Josh is an automation professional and has been a consistent player in the team. He is positively changing the way the team is now perceived – as a group that demonstrates value to the business. However, he is often compared with the earlier incumbent in the role. The ‘other’ person was jovial, did stuff at the last minute and made people ‘happy’. Josh discusses his dilemma with his friend Alok. Read the case and share your thoughts.
Josh: “There is something on my mind that is troubling me. I wanted to discuss with you.”
Alok: “Sure thing bro. What bothers you?”
Josh: “You know I have been in this role for a year and it irks me when I get compared to the earlier person”.
Alok: “Really? What do you they compare you on?”
Josh: “Well, many levels – first on my work. Then, on my personality. Third, on my style of operating”.
Alok: “Wow. That’s a lot of time people have on their hands to discuss other stuff apart from work! Just joking. Why do you think they are comparing?”
Josh: “Can’t figure out. Is it because they have experienced a certain way of functioning and don’t know better? Or, it could be their expectations aren’t set?”
Alok: “Hmm. Interesting reasons.
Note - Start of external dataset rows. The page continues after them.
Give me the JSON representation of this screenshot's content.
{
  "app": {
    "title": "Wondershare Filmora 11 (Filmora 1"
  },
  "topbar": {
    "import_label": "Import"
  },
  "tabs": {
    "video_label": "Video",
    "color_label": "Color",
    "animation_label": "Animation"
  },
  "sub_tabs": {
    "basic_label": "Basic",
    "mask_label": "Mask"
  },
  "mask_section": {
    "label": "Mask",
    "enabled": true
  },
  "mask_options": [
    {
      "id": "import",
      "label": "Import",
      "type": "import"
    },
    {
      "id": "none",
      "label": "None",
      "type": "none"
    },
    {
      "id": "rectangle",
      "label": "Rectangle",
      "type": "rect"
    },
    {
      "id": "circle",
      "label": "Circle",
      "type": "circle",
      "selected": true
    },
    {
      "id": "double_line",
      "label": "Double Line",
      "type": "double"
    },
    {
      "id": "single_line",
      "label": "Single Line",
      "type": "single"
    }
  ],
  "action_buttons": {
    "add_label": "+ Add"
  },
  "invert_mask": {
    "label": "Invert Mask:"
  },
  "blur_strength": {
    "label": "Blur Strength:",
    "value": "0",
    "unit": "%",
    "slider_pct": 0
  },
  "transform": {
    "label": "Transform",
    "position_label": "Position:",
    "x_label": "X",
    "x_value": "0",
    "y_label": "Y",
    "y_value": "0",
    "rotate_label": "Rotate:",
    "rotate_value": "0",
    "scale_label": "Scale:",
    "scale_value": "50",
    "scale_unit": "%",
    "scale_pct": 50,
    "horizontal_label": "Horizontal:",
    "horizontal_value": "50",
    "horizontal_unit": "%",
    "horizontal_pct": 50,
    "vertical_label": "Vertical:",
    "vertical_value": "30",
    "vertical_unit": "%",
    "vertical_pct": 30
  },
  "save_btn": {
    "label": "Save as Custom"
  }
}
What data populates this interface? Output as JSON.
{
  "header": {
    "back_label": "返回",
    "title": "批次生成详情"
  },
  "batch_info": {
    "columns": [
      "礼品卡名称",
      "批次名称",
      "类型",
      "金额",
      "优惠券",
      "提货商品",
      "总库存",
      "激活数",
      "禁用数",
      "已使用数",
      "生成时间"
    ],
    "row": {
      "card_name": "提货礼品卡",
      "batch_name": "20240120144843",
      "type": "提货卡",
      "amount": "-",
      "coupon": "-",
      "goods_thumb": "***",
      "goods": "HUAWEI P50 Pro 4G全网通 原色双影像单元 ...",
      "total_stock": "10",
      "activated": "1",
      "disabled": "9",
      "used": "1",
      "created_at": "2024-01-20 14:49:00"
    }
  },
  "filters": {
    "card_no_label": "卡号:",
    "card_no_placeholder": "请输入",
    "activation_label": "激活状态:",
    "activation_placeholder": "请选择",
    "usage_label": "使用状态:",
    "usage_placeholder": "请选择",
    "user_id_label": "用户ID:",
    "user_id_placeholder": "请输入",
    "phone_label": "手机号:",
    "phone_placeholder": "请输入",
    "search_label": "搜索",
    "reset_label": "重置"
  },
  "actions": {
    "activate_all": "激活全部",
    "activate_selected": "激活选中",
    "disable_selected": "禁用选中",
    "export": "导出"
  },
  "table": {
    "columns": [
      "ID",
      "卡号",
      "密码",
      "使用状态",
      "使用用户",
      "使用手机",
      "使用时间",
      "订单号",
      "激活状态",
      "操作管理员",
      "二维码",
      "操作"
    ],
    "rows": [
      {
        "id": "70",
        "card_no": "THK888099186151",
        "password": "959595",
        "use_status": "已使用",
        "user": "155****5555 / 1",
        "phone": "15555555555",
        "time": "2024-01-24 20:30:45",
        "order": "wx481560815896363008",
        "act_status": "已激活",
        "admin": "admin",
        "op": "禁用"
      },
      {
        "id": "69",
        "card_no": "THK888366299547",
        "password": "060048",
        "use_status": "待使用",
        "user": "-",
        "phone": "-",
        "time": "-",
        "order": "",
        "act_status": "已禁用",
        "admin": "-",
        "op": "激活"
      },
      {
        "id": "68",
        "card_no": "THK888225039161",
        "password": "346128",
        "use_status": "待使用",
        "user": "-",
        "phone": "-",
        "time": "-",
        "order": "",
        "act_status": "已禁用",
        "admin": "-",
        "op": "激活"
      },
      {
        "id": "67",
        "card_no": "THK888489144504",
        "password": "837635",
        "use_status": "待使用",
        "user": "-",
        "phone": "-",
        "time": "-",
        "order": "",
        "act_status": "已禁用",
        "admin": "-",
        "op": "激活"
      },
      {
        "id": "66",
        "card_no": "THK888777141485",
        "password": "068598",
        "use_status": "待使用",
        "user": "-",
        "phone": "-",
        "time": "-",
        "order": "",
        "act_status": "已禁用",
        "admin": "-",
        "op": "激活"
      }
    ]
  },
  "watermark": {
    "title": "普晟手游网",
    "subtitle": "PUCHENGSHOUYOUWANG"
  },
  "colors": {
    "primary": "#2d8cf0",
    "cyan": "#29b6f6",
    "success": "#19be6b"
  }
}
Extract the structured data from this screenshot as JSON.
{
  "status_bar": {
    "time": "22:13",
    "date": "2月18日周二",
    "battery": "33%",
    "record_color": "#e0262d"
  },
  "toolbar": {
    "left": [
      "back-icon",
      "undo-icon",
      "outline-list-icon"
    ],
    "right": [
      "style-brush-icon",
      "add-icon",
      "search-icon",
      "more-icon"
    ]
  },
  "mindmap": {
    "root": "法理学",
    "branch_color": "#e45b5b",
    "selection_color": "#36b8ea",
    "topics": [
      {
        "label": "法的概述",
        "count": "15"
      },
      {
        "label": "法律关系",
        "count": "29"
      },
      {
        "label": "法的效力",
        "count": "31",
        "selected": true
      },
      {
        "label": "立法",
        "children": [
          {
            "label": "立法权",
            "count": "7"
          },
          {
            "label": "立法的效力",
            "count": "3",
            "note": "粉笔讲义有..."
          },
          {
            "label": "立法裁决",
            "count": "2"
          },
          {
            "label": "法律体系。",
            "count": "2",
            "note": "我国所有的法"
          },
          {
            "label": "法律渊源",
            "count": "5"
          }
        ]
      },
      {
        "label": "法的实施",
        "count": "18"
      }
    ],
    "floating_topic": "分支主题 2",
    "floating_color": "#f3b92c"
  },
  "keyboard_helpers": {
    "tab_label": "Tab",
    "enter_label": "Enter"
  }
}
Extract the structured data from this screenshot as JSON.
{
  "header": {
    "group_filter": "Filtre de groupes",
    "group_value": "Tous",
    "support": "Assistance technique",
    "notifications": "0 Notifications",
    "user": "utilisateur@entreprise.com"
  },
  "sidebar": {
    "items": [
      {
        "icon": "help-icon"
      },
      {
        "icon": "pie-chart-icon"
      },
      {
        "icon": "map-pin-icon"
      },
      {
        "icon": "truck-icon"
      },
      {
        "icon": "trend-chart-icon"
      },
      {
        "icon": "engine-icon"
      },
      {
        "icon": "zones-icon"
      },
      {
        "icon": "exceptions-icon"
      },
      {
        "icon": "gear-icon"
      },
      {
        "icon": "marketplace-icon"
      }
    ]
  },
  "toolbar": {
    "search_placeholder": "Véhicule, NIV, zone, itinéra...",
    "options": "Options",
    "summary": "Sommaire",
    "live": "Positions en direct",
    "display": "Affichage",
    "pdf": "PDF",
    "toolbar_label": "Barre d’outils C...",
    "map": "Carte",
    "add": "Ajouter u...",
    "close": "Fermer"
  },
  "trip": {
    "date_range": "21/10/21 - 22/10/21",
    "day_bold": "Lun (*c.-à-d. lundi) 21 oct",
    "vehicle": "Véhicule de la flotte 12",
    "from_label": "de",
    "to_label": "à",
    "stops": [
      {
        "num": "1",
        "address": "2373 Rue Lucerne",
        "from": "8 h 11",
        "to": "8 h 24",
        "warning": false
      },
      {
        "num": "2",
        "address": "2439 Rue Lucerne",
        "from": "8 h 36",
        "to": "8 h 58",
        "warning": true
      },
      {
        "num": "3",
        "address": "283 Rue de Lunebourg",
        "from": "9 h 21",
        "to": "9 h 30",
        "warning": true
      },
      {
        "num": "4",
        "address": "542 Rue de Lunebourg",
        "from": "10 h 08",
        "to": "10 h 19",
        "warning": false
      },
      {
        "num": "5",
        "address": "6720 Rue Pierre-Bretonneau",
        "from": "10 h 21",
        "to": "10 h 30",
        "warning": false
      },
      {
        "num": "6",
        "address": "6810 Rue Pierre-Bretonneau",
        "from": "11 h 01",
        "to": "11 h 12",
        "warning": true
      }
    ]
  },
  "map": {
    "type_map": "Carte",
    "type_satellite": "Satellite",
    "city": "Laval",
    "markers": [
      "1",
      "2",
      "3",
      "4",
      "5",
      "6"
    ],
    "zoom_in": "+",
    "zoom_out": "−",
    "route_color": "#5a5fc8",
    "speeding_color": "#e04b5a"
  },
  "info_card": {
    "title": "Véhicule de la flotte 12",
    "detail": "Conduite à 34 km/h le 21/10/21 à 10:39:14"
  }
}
What about the effort you have done to reach out to stakeholders internally?”
Josh: “What do you mean?”
Alok: “Like, introducing yourself and letting them know what you do and why you are in the place you are in.”
Josh: “Ah. I never thought of that. I have met with stakeholders.”
Alok: “But, was it on transactional stuff? Like they need an app developed or some usability standards built in for their online version – and you helped out.”
Josh: “Yes, mostly that. What else will they come to me for? I am doing what is expected of me”.
Alok: “So, what do they specifically compare you with?”
Josh: ”I am told the earlier person was jovial, did things without much of a brief (it helped people meet deadlines) and did a lot of extra stuff, which wasn’t really in our remit”.
Alok: “Do they know the risks which come with doing stuff without a brief?”
Josh: “Doesn’t seem like they have been informed or they wouldn’t practice this!”
Alok: “Can’t say. They may not be aware. Why don’t you crack some jokes and fit in? Just suggesting….”
Josh: “That isn’t me. I am jovial but not with people I am not comfortable with. Do I need to change who I am?”
Alok: “This isn’t easy. Can’t fathom why they continue comparing you even when the person has long left the organization?”
Josh mulls these thoughts from Alok.
What’s at play here? What must Josh do to overcome this feeling of comparison? Must he do anything or let it be? Can we really do much to change perceptions others have of him?
Do share your thoughts on this case. Would love to hear from you.